CardioExchange is pleased to reprint selections from Dr. Richard Lehman’s weekly journal review blog at BMJ.com. Selected summaries are relevant to our audience, but we encourage members to engage with the entire blog.
Arch Int Med 13/27 Aug 2012 Vol 172
Examining the Benefits of Drug-Eluting vs. Bare-Metal Stents (pg. 1145): The only piece of information about coronary stents that has stuck with me over the fourteen years that I have been reporting about them is that bare metal stents are perfectly good for most purposes, except where there is a high risk of stenosis, in which case drug-eluting stents (DES) have a marginal advantage. This does not vary much between the various drugs eluted, but it is very important for patients to take daily clopidogrel for at least a year afterwards. In the USA, it is quite common to put drug-eluting stents into people who cannot afford the cost of clopidogrel, which means that their rates of immediate restenosis are actually higher than if they had bare metal. This study concludes, ”Use of DES in the United States varies widely among physicians, with only a modest correlation to patients’ risk of restenosis. Less DES use among patients with low risk of restenosis has the potential for significant cost savings for the US healthcare system while minimally increasing restenosis events.” Who knows: in the wonderland that is American interventional cardiology, it might even reduce them.

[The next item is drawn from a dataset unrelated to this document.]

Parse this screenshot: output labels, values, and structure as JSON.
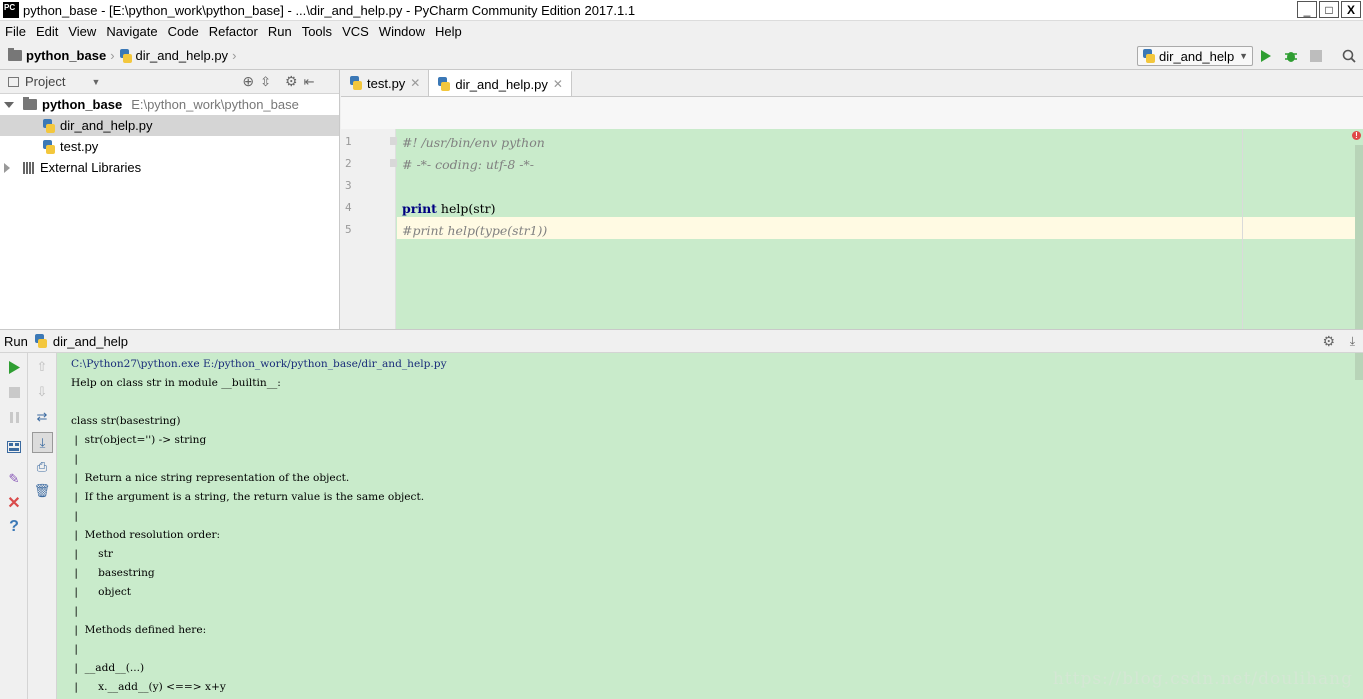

Walking Speed, High BP, and Mortality in the Elderly (pg. 1162): This is the week we need to think hard about how to treat blood pressure. In a patient over 65, for example, what should you be measuring? Yes, the systolic. OK, the diastolic too. The pulse pressure—yes, good, that predicts heart failure without systolic dysfunction. But what about the walking speed? This intriguing study from a NHaNES cohort shows that an elevated SBP is associated with increased mortality in fast walkers alone among the elderly; among slow walkers neither DSB nor SDB predicts mortality, and among those who could not complete a walking test, high BP is a very strong predictor of reduced mortality.
Stroke and Bleeding in Atrial Fibrillation with Chronic Kidney Disease (pg. 625) is another nice Danish national registry study which shows exactly what you might expect: “Chronic kidney disease was associated with an increased risk of stroke or systemic thromboembolism and bleeding among patients with atrial fibrillation. Warfarin treatment was associated with a decreased risk of stroke or systemic thromboembolism among patients with chronic kidney disease, whereas warfarin and aspirin were associated with an increased risk of bleeding.” But nowhere in this study could I discover what they were actually talking about. “Chronic kidney disease” is a term now applied to anyone with an estimated GFR less than 60, meaning over 10% of the population; and by the same token it is a continuous variable. Here the authors state that 2.7% of their sample had “non–end-stage chronic kidney disease.” Yes, yes, but what does that mean? The sun is coming out, there is gardening to be done, and I am fed up with searching for information which needs to be in the first section of the summary.
BMJ 18 Aug 2012 Vol 345
Diagnosis and Management of Peripheral Artery Disease: The high standard of BMJ clinical reviews continues with an excellent piece on the diagnosis and management of peripheral artery disease. Thanks to the efforts of the tobacco industry, PAD will continue to flourish throughout the developing world. The BMJ should do its bit by removing its paywall and making these clinical reviews a standard source of high quality, unbiased information in countries such as China (288 million smokers), India (100M smokers), and Russia (31M).